BEGIN

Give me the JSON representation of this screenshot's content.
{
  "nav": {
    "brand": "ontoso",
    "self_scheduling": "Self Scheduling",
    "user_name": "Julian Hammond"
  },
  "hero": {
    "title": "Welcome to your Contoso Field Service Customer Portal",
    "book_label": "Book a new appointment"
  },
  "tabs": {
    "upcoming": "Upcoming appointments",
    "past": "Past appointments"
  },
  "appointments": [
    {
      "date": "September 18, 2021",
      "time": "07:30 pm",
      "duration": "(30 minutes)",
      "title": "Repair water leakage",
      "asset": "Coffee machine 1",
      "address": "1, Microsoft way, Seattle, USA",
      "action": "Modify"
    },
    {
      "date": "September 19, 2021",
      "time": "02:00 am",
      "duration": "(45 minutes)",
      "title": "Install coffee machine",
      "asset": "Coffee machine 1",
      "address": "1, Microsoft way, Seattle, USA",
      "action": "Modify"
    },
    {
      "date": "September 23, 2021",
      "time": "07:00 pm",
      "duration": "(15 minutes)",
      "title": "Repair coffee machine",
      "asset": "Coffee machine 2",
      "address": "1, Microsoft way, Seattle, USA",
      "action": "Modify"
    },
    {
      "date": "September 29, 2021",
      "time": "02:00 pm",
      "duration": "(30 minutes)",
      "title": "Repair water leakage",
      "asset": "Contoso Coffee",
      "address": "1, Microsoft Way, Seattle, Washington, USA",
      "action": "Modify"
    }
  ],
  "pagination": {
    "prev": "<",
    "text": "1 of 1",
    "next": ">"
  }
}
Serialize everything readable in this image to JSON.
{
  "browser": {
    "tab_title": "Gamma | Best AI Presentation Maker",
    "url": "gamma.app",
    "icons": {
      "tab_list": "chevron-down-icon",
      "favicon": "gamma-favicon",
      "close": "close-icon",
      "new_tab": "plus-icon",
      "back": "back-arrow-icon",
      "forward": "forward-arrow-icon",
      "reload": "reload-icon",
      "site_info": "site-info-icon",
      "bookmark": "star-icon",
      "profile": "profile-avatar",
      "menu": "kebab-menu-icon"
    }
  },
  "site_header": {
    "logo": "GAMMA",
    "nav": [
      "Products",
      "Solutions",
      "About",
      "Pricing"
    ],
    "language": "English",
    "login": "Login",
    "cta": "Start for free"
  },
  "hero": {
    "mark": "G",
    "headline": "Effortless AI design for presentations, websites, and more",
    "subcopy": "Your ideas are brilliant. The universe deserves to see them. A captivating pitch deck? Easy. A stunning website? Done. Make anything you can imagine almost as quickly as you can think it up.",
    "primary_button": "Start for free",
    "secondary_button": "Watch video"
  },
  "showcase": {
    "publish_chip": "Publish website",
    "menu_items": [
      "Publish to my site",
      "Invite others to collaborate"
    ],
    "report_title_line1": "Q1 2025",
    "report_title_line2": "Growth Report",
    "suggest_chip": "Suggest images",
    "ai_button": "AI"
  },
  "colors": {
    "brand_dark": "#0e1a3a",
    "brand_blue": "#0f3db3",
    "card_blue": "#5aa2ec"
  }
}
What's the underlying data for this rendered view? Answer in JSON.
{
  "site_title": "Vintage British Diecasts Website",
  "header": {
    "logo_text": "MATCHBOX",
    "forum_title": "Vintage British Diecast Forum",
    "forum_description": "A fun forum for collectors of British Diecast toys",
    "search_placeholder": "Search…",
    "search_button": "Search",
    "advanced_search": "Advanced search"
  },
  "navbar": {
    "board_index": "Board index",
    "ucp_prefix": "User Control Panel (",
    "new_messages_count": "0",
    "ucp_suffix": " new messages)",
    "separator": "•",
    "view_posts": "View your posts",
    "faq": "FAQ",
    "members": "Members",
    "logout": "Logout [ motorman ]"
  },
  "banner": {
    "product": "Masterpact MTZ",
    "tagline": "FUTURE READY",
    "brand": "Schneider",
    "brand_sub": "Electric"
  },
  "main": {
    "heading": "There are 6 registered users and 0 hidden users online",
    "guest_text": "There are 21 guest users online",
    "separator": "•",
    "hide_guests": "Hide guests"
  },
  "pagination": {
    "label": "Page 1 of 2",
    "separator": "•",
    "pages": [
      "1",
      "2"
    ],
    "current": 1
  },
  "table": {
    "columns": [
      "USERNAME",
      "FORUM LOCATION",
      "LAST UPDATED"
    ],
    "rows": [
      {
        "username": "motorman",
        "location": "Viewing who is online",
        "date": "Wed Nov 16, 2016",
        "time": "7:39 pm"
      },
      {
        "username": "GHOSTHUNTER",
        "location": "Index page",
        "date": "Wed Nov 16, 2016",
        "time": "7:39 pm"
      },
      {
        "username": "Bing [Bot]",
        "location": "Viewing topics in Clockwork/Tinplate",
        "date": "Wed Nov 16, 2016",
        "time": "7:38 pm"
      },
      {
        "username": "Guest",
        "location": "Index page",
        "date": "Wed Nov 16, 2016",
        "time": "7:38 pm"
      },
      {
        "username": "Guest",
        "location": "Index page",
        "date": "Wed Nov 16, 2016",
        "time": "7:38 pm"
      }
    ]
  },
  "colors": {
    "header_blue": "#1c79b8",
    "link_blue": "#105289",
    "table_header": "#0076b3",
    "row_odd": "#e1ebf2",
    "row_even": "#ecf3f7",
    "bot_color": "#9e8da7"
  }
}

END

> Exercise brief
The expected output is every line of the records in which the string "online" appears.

> Task answer
    "heading": "There are 6 registered users and 0 hidden users online",
    "guest_text": "There are 21 guest users online",
        "location": "Viewing who is online",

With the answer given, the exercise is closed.